Start of Data records

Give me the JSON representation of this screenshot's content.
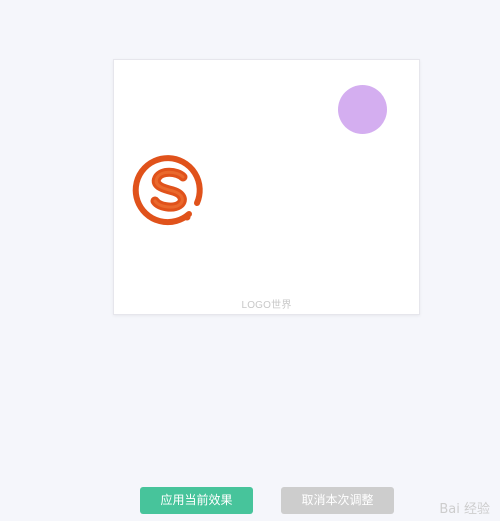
{
  "preview": {
    "logo_icon": "sogou-s-logo-icon",
    "logo_color": "#e0521b",
    "circle_color": "#d4aef0",
    "caption": "LOGO世界"
  },
  "actions": {
    "apply_label": "应用当前效果",
    "apply_color": "#47c49b",
    "cancel_label": "取消本次调整",
    "cancel_color": "#cdcdcd"
  },
  "watermark": {
    "text": "Bai 经验"
  }
}
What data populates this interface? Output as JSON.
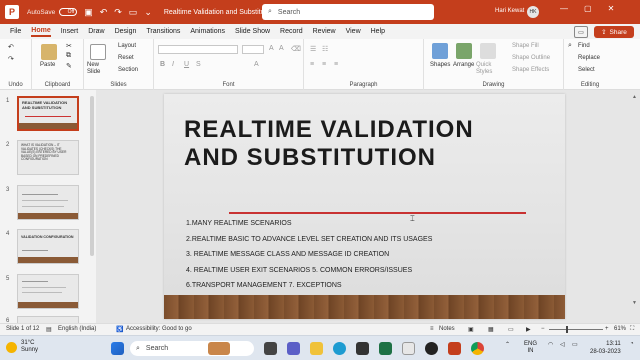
{
  "titlebar": {
    "autosave_label": "AutoSave",
    "autosave_state": "Off",
    "document_title": "Realtime Validation and Substitution • Saved to this PC",
    "search_placeholder": "Search",
    "user_name": "Hari Kewat",
    "user_initials": "HK"
  },
  "menu": {
    "tabs": [
      "File",
      "Home",
      "Insert",
      "Draw",
      "Design",
      "Transitions",
      "Animations",
      "Slide Show",
      "Record",
      "Review",
      "View",
      "Help"
    ],
    "active": "Home",
    "share_label": "Share"
  },
  "ribbon": {
    "groups": {
      "undo": "Undo",
      "clipboard": "Clipboard",
      "slides": "Slides",
      "font": "Font",
      "paragraph": "Paragraph",
      "drawing": "Drawing",
      "editing": "Editing"
    },
    "paste": "Paste",
    "new_slide": "New Slide",
    "layout": "Layout",
    "reset": "Reset",
    "section": "Section",
    "shapes": "Shapes",
    "arrange": "Arrange",
    "quick_styles": "Quick Styles",
    "shape_fill": "Shape Fill",
    "shape_outline": "Shape Outline",
    "shape_effects": "Shape Effects",
    "find": "Find",
    "replace": "Replace",
    "select": "Select"
  },
  "thumbnails": [
    {
      "num": "1",
      "text": "REALTIME VALIDATION AND SUBSTITUTION",
      "active": true
    },
    {
      "num": "2",
      "text": "WHAT IS VALIDATION – IT VALIDATES (CHECKS) THE VALUE(S) ENTERED BY USER BASED ON PREDEFINED CONFIGURATION",
      "active": false
    },
    {
      "num": "3",
      "text": "",
      "active": false
    },
    {
      "num": "4",
      "text": "VALIDATION CONFIGURATION",
      "active": false
    },
    {
      "num": "5",
      "text": "",
      "active": false
    },
    {
      "num": "6",
      "text": "",
      "active": false
    }
  ],
  "slide": {
    "title_line1": "REALTIME VALIDATION",
    "title_line2": "AND SUBSTITUTION",
    "bullets": [
      "1.MANY REALTIME SCENARIOS",
      "2.REALTIME BASIC TO ADVANCE LEVEL SET CREATION AND ITS USAGES",
      "3. REALTIME MESSAGE CLASS AND MESSAGE ID CREATION",
      "4. REALTIME USER EXIT SCENARIOS 5. COMMON ERRORS/ISSUES",
      "6.TRANSPORT MANAGEMENT 7. EXCEPTIONS"
    ]
  },
  "statusbar": {
    "slide_counter": "Slide 1 of 12",
    "language": "English (India)",
    "accessibility": "Accessibility: Good to go",
    "notes": "Notes",
    "zoom": "61%"
  },
  "taskbar": {
    "temperature": "31°C",
    "weather": "Sunny",
    "search_placeholder": "Search",
    "lang_top": "ENG",
    "lang_bottom": "IN",
    "time": "13:11",
    "date": "28-03-2023"
  },
  "colors": {
    "accent": "#c43e1c",
    "title_line": "#c83232"
  }
}
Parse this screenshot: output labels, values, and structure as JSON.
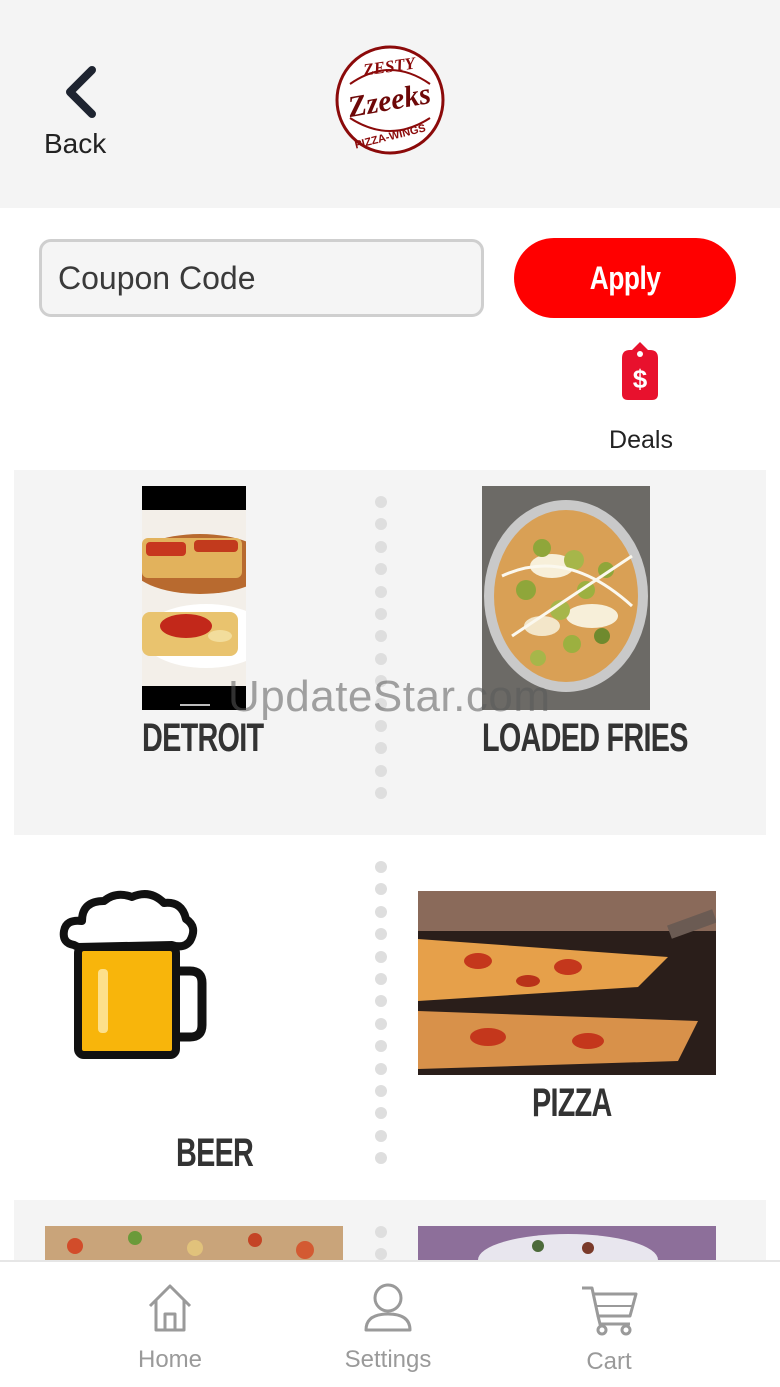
{
  "header": {
    "back_label": "Back",
    "logo": {
      "top_text": "ZESTY",
      "main_text": "Zzeeks",
      "bottom_text": "PIZZA-WINGS",
      "color": "#8b0a0a"
    }
  },
  "coupon": {
    "placeholder": "Coupon Code",
    "value": "",
    "apply_label": "Apply",
    "apply_color": "#ff0000"
  },
  "deals": {
    "label": "Deals",
    "icon": "price-tag-dollar-icon",
    "color": "#e8112d"
  },
  "categories": [
    {
      "label": "DETROIT",
      "image": "detroit-pizza-photo"
    },
    {
      "label": "LOADED FRIES",
      "image": "loaded-fries-photo"
    },
    {
      "label": "BEER",
      "image": "beer-mug-illustration"
    },
    {
      "label": "PIZZA",
      "image": "pizza-slice-photo"
    },
    {
      "label": "",
      "image": "pizza-topping-photo"
    },
    {
      "label": "",
      "image": "food-plate-photo"
    }
  ],
  "watermark": "UpdateStar.com",
  "nav": {
    "items": [
      {
        "label": "Home",
        "icon": "home-icon"
      },
      {
        "label": "Settings",
        "icon": "user-icon"
      },
      {
        "label": "Cart",
        "icon": "cart-icon"
      }
    ]
  }
}
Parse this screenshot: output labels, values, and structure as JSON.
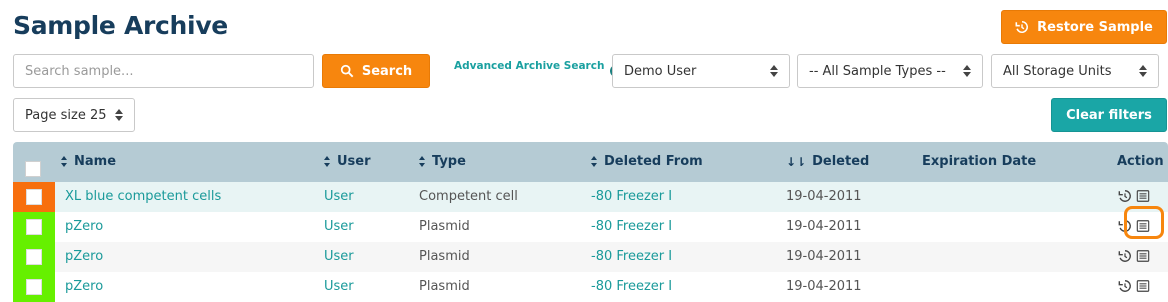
{
  "page": {
    "title": "Sample Archive"
  },
  "toolbar": {
    "restore_label": "Restore Sample",
    "search_placeholder": "Search sample...",
    "search_label": "Search",
    "advanced_search_label": "Advanced Archive Search",
    "clear_filters_label": "Clear filters"
  },
  "filters": {
    "user": "Demo User",
    "sample_type": "-- All Sample Types --",
    "storage_unit": "All Storage Units",
    "page_size": "Page size 25"
  },
  "table": {
    "columns": {
      "name": "Name",
      "user": "User",
      "type": "Type",
      "deleted_from": "Deleted From",
      "deleted": "Deleted",
      "expiration": "Expiration Date",
      "action": "Action"
    },
    "rows": [
      {
        "name": "XL blue competent cells",
        "user": "User",
        "type": "Competent cell",
        "deleted_from": "-80 Freezer I",
        "deleted": "19-04-2011",
        "expiration": "",
        "flag_color": "#f76f0e"
      },
      {
        "name": "pZero",
        "user": "User",
        "type": "Plasmid",
        "deleted_from": "-80 Freezer I",
        "deleted": "19-04-2011",
        "expiration": "",
        "flag_color": "#66f000"
      },
      {
        "name": "pZero",
        "user": "User",
        "type": "Plasmid",
        "deleted_from": "-80 Freezer I",
        "deleted": "19-04-2011",
        "expiration": "",
        "flag_color": "#66f000"
      },
      {
        "name": "pZero",
        "user": "User",
        "type": "Plasmid",
        "deleted_from": "-80 Freezer I",
        "deleted": "19-04-2011",
        "expiration": "",
        "flag_color": "#66f000"
      }
    ]
  },
  "colors": {
    "accent_orange": "#f7860e",
    "teal": "#1aa6a6",
    "header_bg": "#b5cbd4",
    "title": "#173d5c"
  },
  "icons": {
    "restore": "history-icon",
    "search": "search-icon",
    "help": "question-circle-icon",
    "details": "list-detail-icon"
  }
}
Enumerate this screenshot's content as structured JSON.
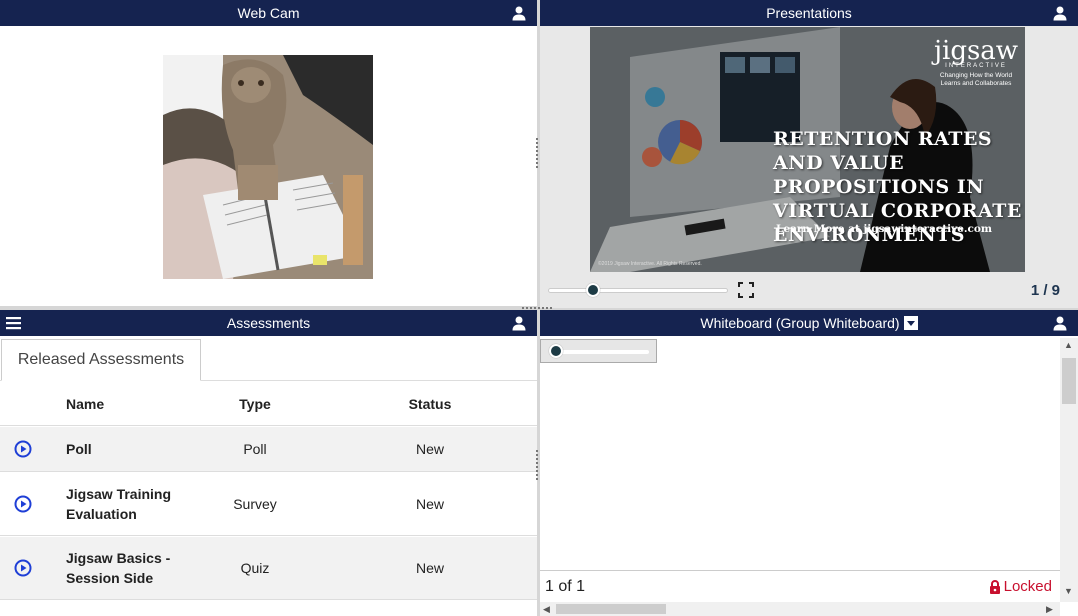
{
  "webcam": {
    "title": "Web Cam"
  },
  "presentations": {
    "title": "Presentations",
    "slide_title": "RETENTION RATES AND VALUE PROPOSITIONS IN VIRTUAL CORPORATE ENVIRONMENTS",
    "slide_link": "Learn More at jigsawinteractive.com",
    "brand_logo": "jigsaw",
    "brand_sub": "INTERACTIVE",
    "brand_tagline": "Changing How the World Learns and Collaborates",
    "slide_copyright": "©2019 Jigsaw Interactive. All Rights Reserved.",
    "page_indicator": "1 / 9",
    "progress": 0.22
  },
  "assessments": {
    "title": "Assessments",
    "tab_label": "Released Assessments",
    "columns": {
      "name": "Name",
      "type": "Type",
      "status": "Status"
    },
    "rows": [
      {
        "name": "Poll",
        "type": "Poll",
        "status": "New"
      },
      {
        "name": "Jigsaw Training Evaluation",
        "type": "Survey",
        "status": "New"
      },
      {
        "name": "Jigsaw Basics - Session Side",
        "type": "Quiz",
        "status": "New"
      }
    ]
  },
  "whiteboard": {
    "title": "Whiteboard (Group Whiteboard)",
    "page_indicator": "1 of 1",
    "lock_label": "Locked"
  },
  "colors": {
    "header_bg": "#152350",
    "accent_blue": "#1f3fd6",
    "locked_red": "#c8102e"
  }
}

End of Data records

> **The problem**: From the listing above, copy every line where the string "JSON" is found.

> **Result of this exercise**:
Give me the JSON representation of this screenshot's content.
What data populates this interface? Output as JSON.
Parse this screenshot: output labels, values, and structure as JSON.
Parse this screenshot: output labels, values, and structure as JSON.
Enumerate this screenshot's content as structured JSON.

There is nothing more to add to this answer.